GRAND MEADOW, Minn. — Many of the best years of Glen Davis’ life were spent driving a school bus for Grand Meadow Public Schools.
He drove bus for 55 years. There was hardly anything about it he didn’t like. He loved the kids. And when he finally decided to call it quits a decade ago, he wasn’t sure it was the right decision.
So, Davis draws comfort from the thought that when he makes that final bus trip — the one that all of us will make one day — his final resting place will be in a casket decorated like a Grand Meadow school bus, right down to a painted red stop sign on the side and the No. 3, the number of the first bus he drove when he started out in 1949.
“Oh, I loved it,” Davis said, recalling the moment he first laid eyes on it. “My family was a little leery of it, it being a little bit personal.”
His daughter, Lisa Hodge, recalled initial thoughts of disquiet that a casket adorned as a school bus might seem a bit macabre. But she found herself “pleasantly surprised” when she first saw it. The craftsmanship was so well done and her dad’s response was so overwhelmingly positive, that she soon saw it as he did.

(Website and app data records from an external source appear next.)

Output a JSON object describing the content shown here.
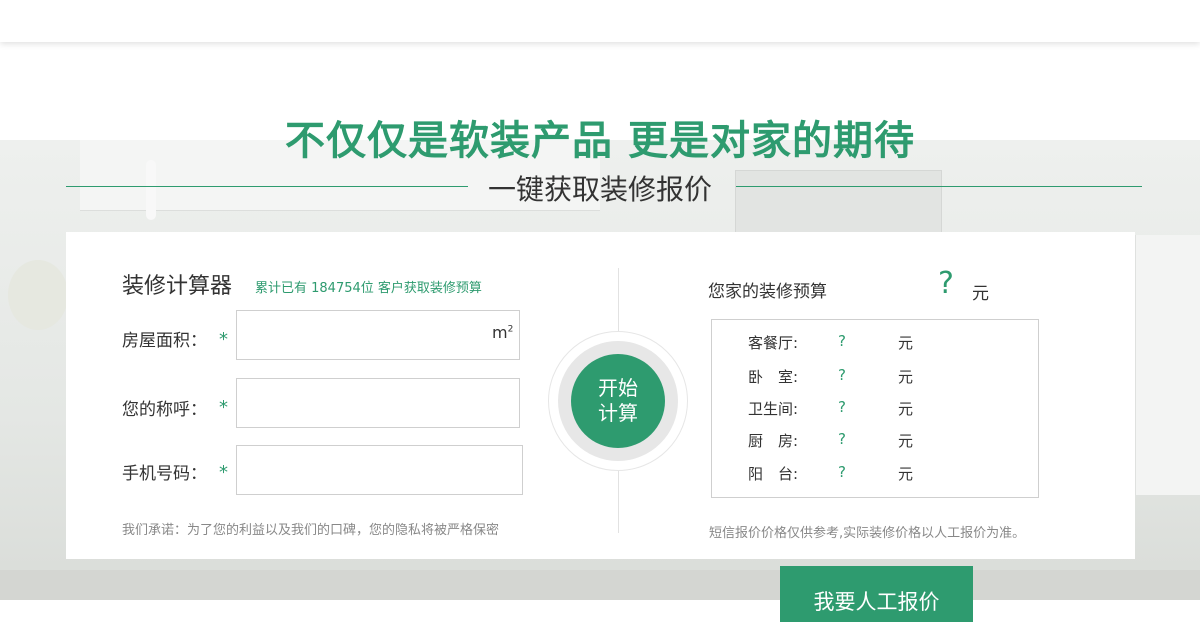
{
  "headline": "不仅仅是软装产品 更是对家的期待",
  "subtitle": "一键获取装修报价",
  "calculator": {
    "title": "装修计算器",
    "count_text": "累计已有 184754位 客户获取装修预算",
    "fields": [
      {
        "label": "房屋面积：",
        "required": "*",
        "value": "",
        "unit": "m",
        "unit_sup": "2"
      },
      {
        "label": "您的称呼：",
        "required": "*",
        "value": ""
      },
      {
        "label": "手机号码：",
        "required": "*",
        "value": ""
      }
    ],
    "promise": "我们承诺：为了您的利益以及我们的口碑，您的隐私将被严格保密",
    "start_button": "开始计算"
  },
  "budget": {
    "label": "您家的装修预算",
    "total": "?",
    "unit": "元",
    "rows": [
      {
        "room": "客餐厅:",
        "value": "?",
        "unit": "元"
      },
      {
        "room": "卧　室:",
        "value": "?",
        "unit": "元"
      },
      {
        "room": "卫生间:",
        "value": "?",
        "unit": "元"
      },
      {
        "room": "厨　房:",
        "value": "?",
        "unit": "元"
      },
      {
        "room": "阳　台:",
        "value": "?",
        "unit": "元"
      }
    ],
    "disclaimer": "短信报价价格仅供参考,实际装修价格以人工报价为准。"
  },
  "manual_button": "我要人工报价",
  "colors": {
    "accent": "#2e9b6f",
    "text": "#333333",
    "muted": "#888888"
  }
}
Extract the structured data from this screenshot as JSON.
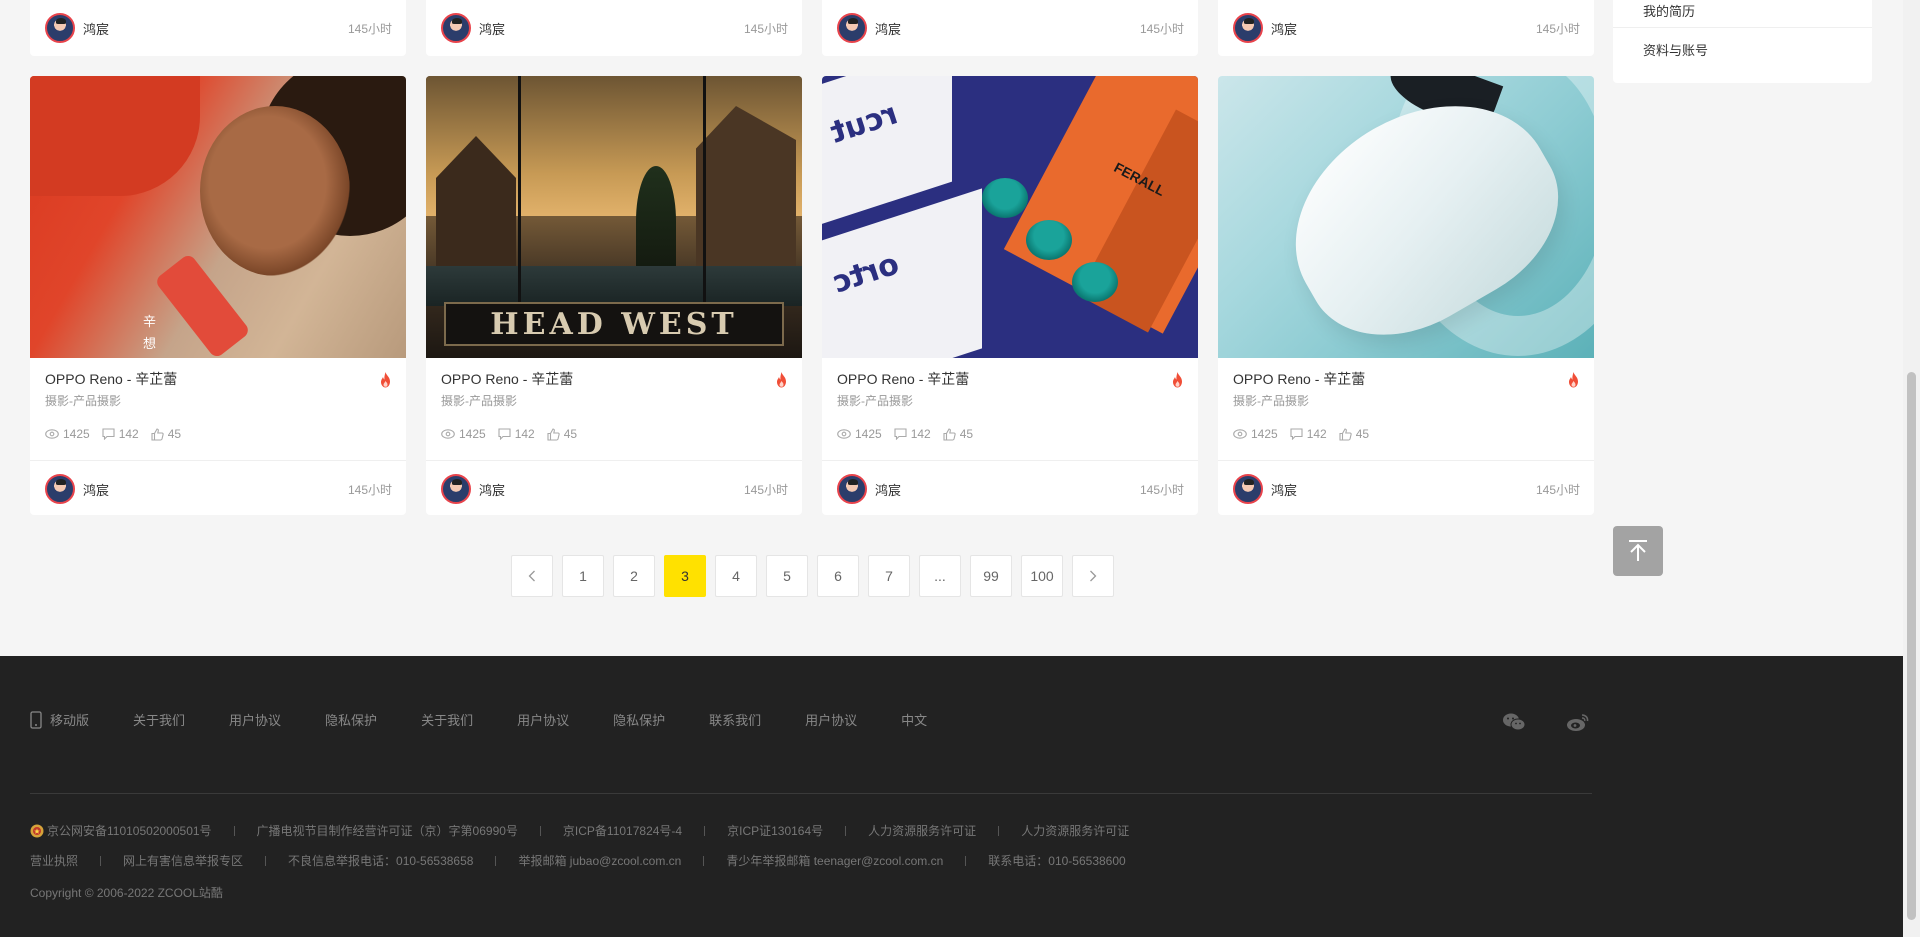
{
  "top_cards": [
    {
      "author": "鸿宸",
      "time": "145小时"
    },
    {
      "author": "鸿宸",
      "time": "145小时"
    },
    {
      "author": "鸿宸",
      "time": "145小时"
    },
    {
      "author": "鸿宸",
      "time": "145小时"
    }
  ],
  "cards": [
    {
      "title": "OPPO Reno - 辛芷蕾",
      "category": "摄影-产品摄影",
      "views": "1425",
      "comments": "142",
      "likes": "45",
      "author": "鸿宸",
      "time": "145小时",
      "thumb_text": "辛\n想"
    },
    {
      "title": "OPPO Reno - 辛芷蕾",
      "category": "摄影-产品摄影",
      "views": "1425",
      "comments": "142",
      "likes": "45",
      "author": "鸿宸",
      "time": "145小时",
      "thumb_text": "HEAD WEST"
    },
    {
      "title": "OPPO Reno - 辛芷蕾",
      "category": "摄影-产品摄影",
      "views": "1425",
      "comments": "142",
      "likes": "45",
      "author": "鸿宸",
      "time": "145小时",
      "thumb_text": "FERALL"
    },
    {
      "title": "OPPO Reno - 辛芷蕾",
      "category": "摄影-产品摄影",
      "views": "1425",
      "comments": "142",
      "likes": "45",
      "author": "鸿宸",
      "time": "145小时",
      "thumb_text": ""
    }
  ],
  "pagination": {
    "pages": [
      "1",
      "2",
      "3",
      "4",
      "5",
      "6",
      "7",
      "...",
      "99",
      "100"
    ],
    "active": "3"
  },
  "sidebar": {
    "items": [
      "我的简历",
      "资料与账号"
    ]
  },
  "footer": {
    "links": [
      "移动版",
      "关于我们",
      "用户协议",
      "隐私保护",
      "关于我们",
      "用户协议",
      "隐私保护",
      "联系我们",
      "用户协议",
      "中文"
    ],
    "row1": [
      "京公网安备11010502000501号",
      "广播电视节目制作经营许可证（京）字第06990号",
      "京ICP备11017824号-4",
      "京ICP证130164号",
      "人力资源服务许可证",
      "人力资源服务许可证"
    ],
    "row2": [
      "营业执照",
      "网上有害信息举报专区",
      "不良信息举报电话：010-56538658",
      "举报邮箱 jubao@zcool.com.cn",
      "青少年举报邮箱 teenager@zcool.com.cn",
      "联系电话：010-56538600"
    ],
    "copyright": "Copyright © 2006-2022 ZCOOL站酷"
  },
  "colors": {
    "accent": "#ffe100",
    "hot": "#f04e37",
    "footer_bg": "#222222",
    "page_bg": "#f5f5f5"
  },
  "icons": {
    "hot": "fire-icon",
    "views": "eye-icon",
    "comments": "comment-icon",
    "likes": "thumbs-up-icon",
    "back_top": "arrow-up-icon",
    "mobile": "phone-icon",
    "wechat": "wechat-icon",
    "weibo": "weibo-icon",
    "police": "police-badge-icon"
  }
}
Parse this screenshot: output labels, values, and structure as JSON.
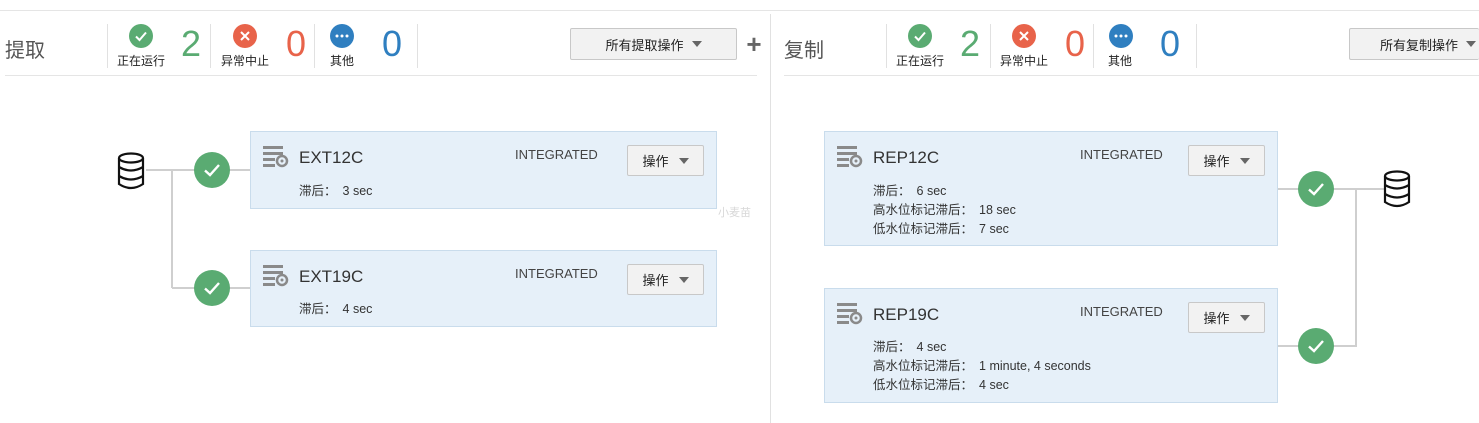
{
  "extract": {
    "title": "提取",
    "stats": [
      {
        "label": "正在运行",
        "count": "2",
        "icon": "check-icon",
        "color": "#5aab72"
      },
      {
        "label": "异常中止",
        "count": "0",
        "icon": "x-icon",
        "color": "#e8634a"
      },
      {
        "label": "其他",
        "count": "0",
        "icon": "ellipsis-icon",
        "color": "#2f7fc0"
      }
    ],
    "all_button": "所有提取操作",
    "processes": [
      {
        "name": "EXT12C",
        "mode": "INTEGRATED",
        "ops": "操作",
        "rows": [
          {
            "key": "滞后：",
            "value": "3 sec"
          }
        ]
      },
      {
        "name": "EXT19C",
        "mode": "INTEGRATED",
        "ops": "操作",
        "rows": [
          {
            "key": "滞后：",
            "value": "4 sec"
          }
        ]
      }
    ]
  },
  "replicat": {
    "title": "复制",
    "stats": [
      {
        "label": "正在运行",
        "count": "2",
        "icon": "check-icon",
        "color": "#5aab72"
      },
      {
        "label": "异常中止",
        "count": "0",
        "icon": "x-icon",
        "color": "#e8634a"
      },
      {
        "label": "其他",
        "count": "0",
        "icon": "ellipsis-icon",
        "color": "#2f7fc0"
      }
    ],
    "all_button": "所有复制操作",
    "processes": [
      {
        "name": "REP12C",
        "mode": "INTEGRATED",
        "ops": "操作",
        "rows": [
          {
            "key": "滞后：",
            "value": "6 sec"
          },
          {
            "key": "高水位标记滞后：",
            "value": "18 sec"
          },
          {
            "key": "低水位标记滞后：",
            "value": "7 sec"
          }
        ]
      },
      {
        "name": "REP19C",
        "mode": "INTEGRATED",
        "ops": "操作",
        "rows": [
          {
            "key": "滞后：",
            "value": "4 sec"
          },
          {
            "key": "高水位标记滞后：",
            "value": "1 minute, 4 seconds"
          },
          {
            "key": "低水位标记滞后：",
            "value": "4 sec"
          }
        ]
      }
    ]
  },
  "watermark": "小麦苗"
}
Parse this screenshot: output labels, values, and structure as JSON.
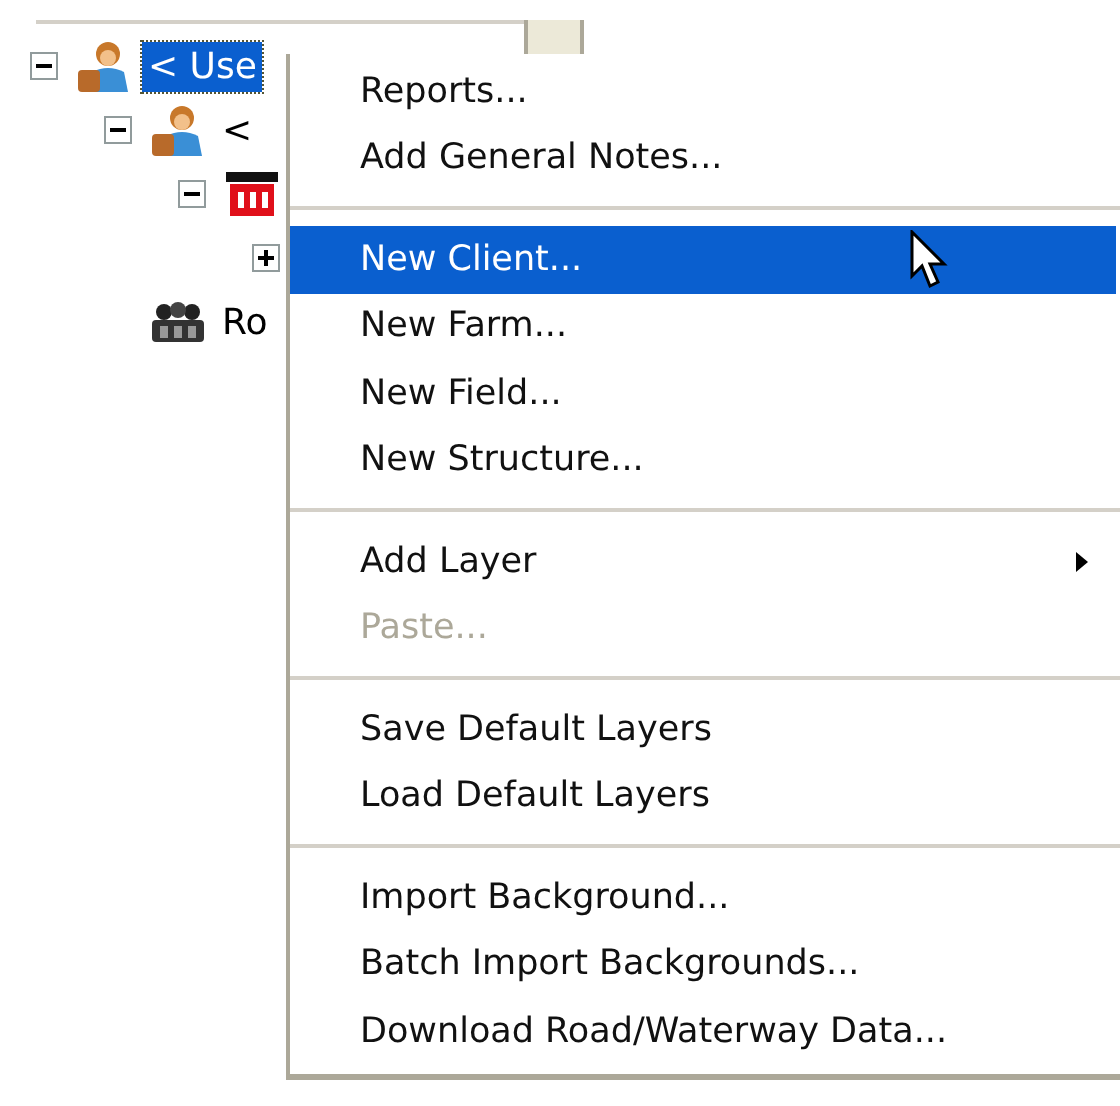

“He’s just so proud of it,” Hodge said. “He (drove) bus for all those years. I bet he’s driven three generations in some families.”
“My dad says all it is missing is an emergency exit door,” Hodge said.
The “bus” was a gift from Jim Hindt, owner of Hindt Funeral Homes. Hindt said that whenever he would see Davis on the streets or at visitation, Davis would “give him a hard time” about “whether or not I had that casket for him.”
For Hindt, the gift also expressed a debt of gratitude he felt he owed Davis. When Hindt’s daughter, Madison, was diagnosed with cancer at 18 months, Davis and his family were so comforting and kind to his family that it was something he could never forget. Madison, now 12, is cancer-free and healthy.
“We were going through a hard time. Both him and his family were just very good to us,” Hindt said. “I wanted to repay it somehow.”
Hindt said he wanted to do something that paid tribute to Davis’ life. At first, he toyed with the idea of putting the picture of a bus on the inside back panel, but that didn’t seem to do the idea justice.
Then the idea hit him of using the entire casket as a canvas. He enlisted the help of a friend, Troy Lange, who did the initial painting and clear coating. His niece, Andrea Hindt, did the detail work — the stop sign, the bus lights and the school bus number — using two dozen photographs she had taken of school buses as her inspiration.
But right up to the moment he showed Davis the bus for the first time, Hindt wasn’t sure how Davis would respond to the gift. But Davis couldn’t have been happier.
“Oh, good gosh, I cried a few times,” Davis said.
Davis said he started driving bus for Grand Meadow soon after graduating from high school. He was barely older than the students he was driving. Davis lived on a farm at the time and milked 50 to 60 cows before heading out every school day morning to pick up the students.
The students came to call him “Glennie.” Davis and his family always knew that they had encountered a former student passenger of Davis, because they invariably called him Glennie, the only ones to do so. By the time he retired, Davis had driven 800,000 miles and gone through five buses.
Hodge said that the bus casket so clearly celebrates her dad’s life “that when he does ever pass away,” it will make the occasion, perhaps, slightly less painful.
“I mean, he had such joy from driving school bus,” Hodge said. “He talks about it all the time. It’s not like it’s an elephant in the room. He loves showing it to people.”
Original article published HERE.